PROVIDED DATA =
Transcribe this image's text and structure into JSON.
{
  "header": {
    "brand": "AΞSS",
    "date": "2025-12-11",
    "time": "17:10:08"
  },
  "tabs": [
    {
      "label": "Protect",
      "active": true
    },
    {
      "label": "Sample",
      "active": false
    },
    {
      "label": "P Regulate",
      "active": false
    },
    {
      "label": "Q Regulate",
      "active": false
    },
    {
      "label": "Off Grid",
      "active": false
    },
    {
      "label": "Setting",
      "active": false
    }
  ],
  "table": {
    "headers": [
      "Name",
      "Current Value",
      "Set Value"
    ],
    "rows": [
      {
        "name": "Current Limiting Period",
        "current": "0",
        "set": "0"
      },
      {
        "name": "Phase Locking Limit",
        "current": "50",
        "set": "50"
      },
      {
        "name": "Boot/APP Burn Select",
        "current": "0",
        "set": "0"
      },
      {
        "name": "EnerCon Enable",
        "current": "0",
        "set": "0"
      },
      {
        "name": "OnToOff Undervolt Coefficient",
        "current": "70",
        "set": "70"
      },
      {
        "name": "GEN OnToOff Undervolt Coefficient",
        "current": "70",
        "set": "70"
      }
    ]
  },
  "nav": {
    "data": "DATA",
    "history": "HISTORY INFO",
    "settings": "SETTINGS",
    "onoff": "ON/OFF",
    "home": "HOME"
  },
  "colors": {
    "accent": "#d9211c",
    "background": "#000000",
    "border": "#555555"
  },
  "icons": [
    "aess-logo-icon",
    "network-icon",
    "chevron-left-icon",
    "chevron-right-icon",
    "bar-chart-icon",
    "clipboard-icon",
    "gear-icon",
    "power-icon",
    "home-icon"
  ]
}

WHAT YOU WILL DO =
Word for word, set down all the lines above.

EXERCISE RESULT =
Transcribe this image's text and structure into JSON.
{
  "header": {
    "brand": "AΞSS",
    "date": "2025-12-11",
    "time": "17:10:08"
  },
  "tabs": [
    {
      "label": "Protect",
      "active": true
    },
    {
      "label": "Sample",
      "active": false
    },
    {
      "label": "P Regulate",
      "active": false
    },
    {
      "label": "Q Regulate",
      "active": false
    },
    {
      "label": "Off Grid",
      "active": false
    },
    {
      "label": "Setting",
      "active": false
    }
  ],
  "table": {
    "headers": [
      "Name",
      "Current Value",
      "Set Value"
    ],
    "rows": [
      {
        "name": "Current Limiting Period",
        "current": "0",
        "set": "0"
      },
      {
        "name": "Phase Locking Limit",
        "current": "50",
        "set": "50"
      },
      {
        "name": "Boot/APP Burn Select",
        "current": "0",
        "set": "0"
      },
      {
        "name": "EnerCon Enable",
        "current": "0",
        "set": "0"
      },
      {
        "name": "OnToOff Undervolt Coefficient",
        "current": "70",
        "set": "70"
      },
      {
        "name": "GEN OnToOff Undervolt Coefficient",
        "current": "70",
        "set": "70"
      }
    ]
  },
  "nav": {
    "data": "DATA",
    "history": "HISTORY INFO",
    "settings": "SETTINGS",
    "onoff": "ON/OFF",
    "home": "HOME"
  },
  "colors": {
    "accent": "#d9211c",
    "background": "#000000",
    "border": "#555555"
  },
  "icons": [
    "aess-logo-icon",
    "network-icon",
    "chevron-left-icon",
    "chevron-right-icon",
    "bar-chart-icon",
    "clipboard-icon",
    "gear-icon",
    "power-icon",
    "home-icon"
  ]
}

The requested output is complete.